─── RECORDS TO PROCESS
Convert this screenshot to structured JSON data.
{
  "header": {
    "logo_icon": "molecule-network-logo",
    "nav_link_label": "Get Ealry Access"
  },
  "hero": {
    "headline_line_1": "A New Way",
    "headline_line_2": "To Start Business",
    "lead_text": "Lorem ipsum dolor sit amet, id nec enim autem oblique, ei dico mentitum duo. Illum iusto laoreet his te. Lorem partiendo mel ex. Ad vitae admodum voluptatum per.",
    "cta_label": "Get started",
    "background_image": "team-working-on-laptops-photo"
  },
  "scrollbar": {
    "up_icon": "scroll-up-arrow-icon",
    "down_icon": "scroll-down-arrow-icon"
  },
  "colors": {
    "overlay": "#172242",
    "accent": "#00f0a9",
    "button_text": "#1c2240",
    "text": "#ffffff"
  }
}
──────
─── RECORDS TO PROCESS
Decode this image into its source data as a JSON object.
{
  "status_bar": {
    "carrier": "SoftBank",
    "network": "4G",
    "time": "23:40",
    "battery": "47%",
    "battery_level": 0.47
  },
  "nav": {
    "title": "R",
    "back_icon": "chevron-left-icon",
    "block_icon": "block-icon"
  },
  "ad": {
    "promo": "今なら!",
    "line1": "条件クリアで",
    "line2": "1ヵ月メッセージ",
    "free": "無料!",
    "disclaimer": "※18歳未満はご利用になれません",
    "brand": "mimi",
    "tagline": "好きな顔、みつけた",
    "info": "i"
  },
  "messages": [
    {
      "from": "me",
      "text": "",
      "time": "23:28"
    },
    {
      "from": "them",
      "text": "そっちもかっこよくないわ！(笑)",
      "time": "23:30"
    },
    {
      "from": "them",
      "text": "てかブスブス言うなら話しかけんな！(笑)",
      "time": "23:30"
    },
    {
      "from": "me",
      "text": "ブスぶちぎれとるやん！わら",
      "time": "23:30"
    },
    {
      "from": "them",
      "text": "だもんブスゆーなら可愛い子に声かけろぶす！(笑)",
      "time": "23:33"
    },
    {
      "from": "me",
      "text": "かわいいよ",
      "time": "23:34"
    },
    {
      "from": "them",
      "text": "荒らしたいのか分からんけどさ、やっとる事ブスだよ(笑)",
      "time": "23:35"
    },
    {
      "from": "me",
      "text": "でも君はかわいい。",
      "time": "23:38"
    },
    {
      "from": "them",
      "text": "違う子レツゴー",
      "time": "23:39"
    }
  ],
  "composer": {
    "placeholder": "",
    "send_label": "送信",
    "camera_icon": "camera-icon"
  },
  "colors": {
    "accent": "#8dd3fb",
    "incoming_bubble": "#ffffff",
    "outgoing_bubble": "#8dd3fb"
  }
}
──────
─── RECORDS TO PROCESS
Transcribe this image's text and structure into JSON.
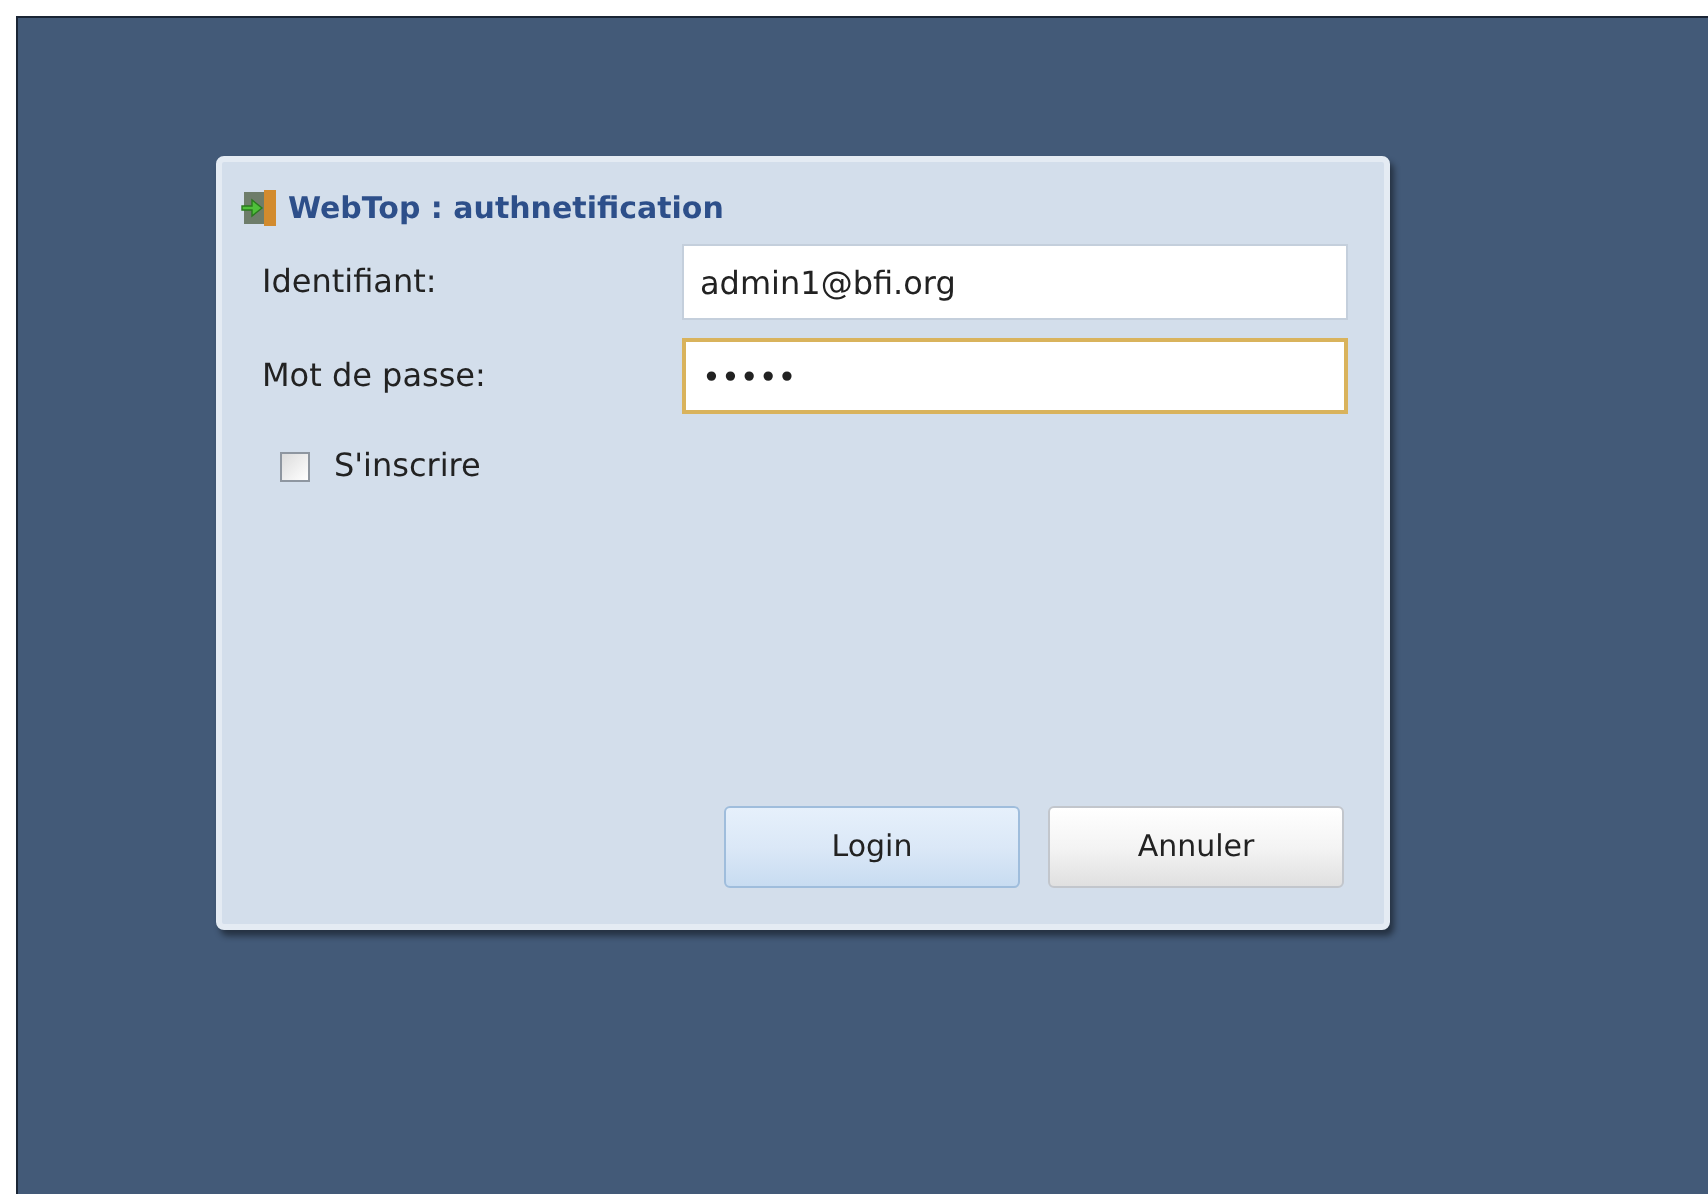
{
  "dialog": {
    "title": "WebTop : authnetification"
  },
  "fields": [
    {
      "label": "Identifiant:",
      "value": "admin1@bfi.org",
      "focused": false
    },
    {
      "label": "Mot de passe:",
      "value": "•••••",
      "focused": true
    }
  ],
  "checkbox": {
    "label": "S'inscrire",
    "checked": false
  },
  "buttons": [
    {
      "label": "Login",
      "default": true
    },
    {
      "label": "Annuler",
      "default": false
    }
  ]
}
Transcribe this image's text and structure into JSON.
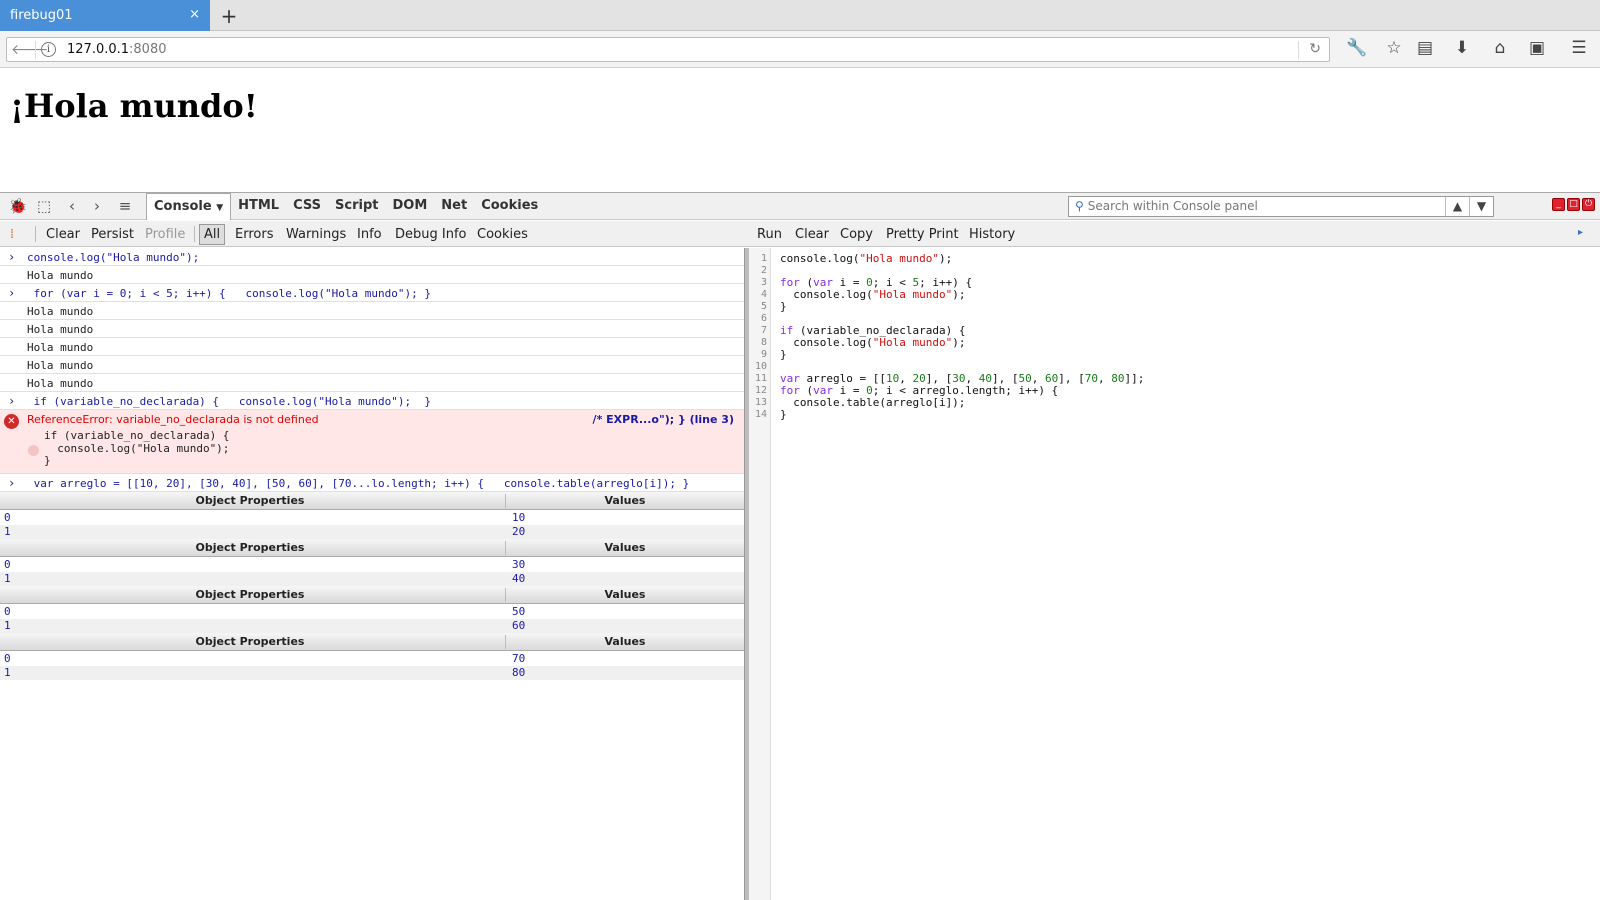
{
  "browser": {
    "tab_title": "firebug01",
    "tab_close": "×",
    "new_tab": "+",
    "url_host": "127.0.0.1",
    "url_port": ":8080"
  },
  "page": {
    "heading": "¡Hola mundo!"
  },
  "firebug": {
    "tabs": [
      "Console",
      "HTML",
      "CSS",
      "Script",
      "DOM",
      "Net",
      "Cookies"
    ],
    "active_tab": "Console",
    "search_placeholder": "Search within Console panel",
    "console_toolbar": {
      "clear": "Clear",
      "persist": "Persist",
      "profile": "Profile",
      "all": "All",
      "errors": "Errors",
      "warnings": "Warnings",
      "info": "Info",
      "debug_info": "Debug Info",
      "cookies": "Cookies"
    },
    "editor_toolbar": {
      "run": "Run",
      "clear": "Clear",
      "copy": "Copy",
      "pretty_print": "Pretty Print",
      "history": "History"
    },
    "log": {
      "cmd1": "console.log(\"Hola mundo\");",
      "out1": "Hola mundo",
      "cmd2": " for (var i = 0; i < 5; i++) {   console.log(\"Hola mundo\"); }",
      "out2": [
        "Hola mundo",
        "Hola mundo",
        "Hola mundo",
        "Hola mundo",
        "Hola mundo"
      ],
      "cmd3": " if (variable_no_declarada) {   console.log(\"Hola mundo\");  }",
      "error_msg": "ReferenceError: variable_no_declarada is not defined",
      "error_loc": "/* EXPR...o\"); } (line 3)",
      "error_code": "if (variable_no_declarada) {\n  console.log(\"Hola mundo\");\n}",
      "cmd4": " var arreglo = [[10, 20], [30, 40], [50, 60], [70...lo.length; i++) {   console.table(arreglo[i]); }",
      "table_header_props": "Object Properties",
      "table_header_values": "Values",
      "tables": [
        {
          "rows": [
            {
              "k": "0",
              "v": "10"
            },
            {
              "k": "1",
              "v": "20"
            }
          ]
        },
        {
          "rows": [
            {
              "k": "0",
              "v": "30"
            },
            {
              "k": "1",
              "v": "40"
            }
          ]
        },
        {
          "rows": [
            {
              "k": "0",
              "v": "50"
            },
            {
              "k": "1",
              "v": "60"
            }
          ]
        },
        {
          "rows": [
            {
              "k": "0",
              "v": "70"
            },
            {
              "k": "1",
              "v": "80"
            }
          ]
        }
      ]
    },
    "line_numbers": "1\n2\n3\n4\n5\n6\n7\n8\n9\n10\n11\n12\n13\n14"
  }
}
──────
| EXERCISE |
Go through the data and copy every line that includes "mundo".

| SOLUTION BELOW |
    "heading": "¡Hola mundo!"
      "cmd1": "console.log(\"Hola mundo\");",
      "out1": "Hola mundo",
      "cmd2": " for (var i = 0; i < 5; i++) {   console.log(\"Hola mundo\"); }",
        "Hola mundo",
        "Hola mundo",
        "Hola mundo",
        "Hola mundo",
        "Hola mundo"
      "cmd3": " if (variable_no_declarada) {   console.log(\"Hola mundo\");  }",
      "error_code": "if (variable_no_declarada) {\n  console.log(\"Hola mundo\");\n}",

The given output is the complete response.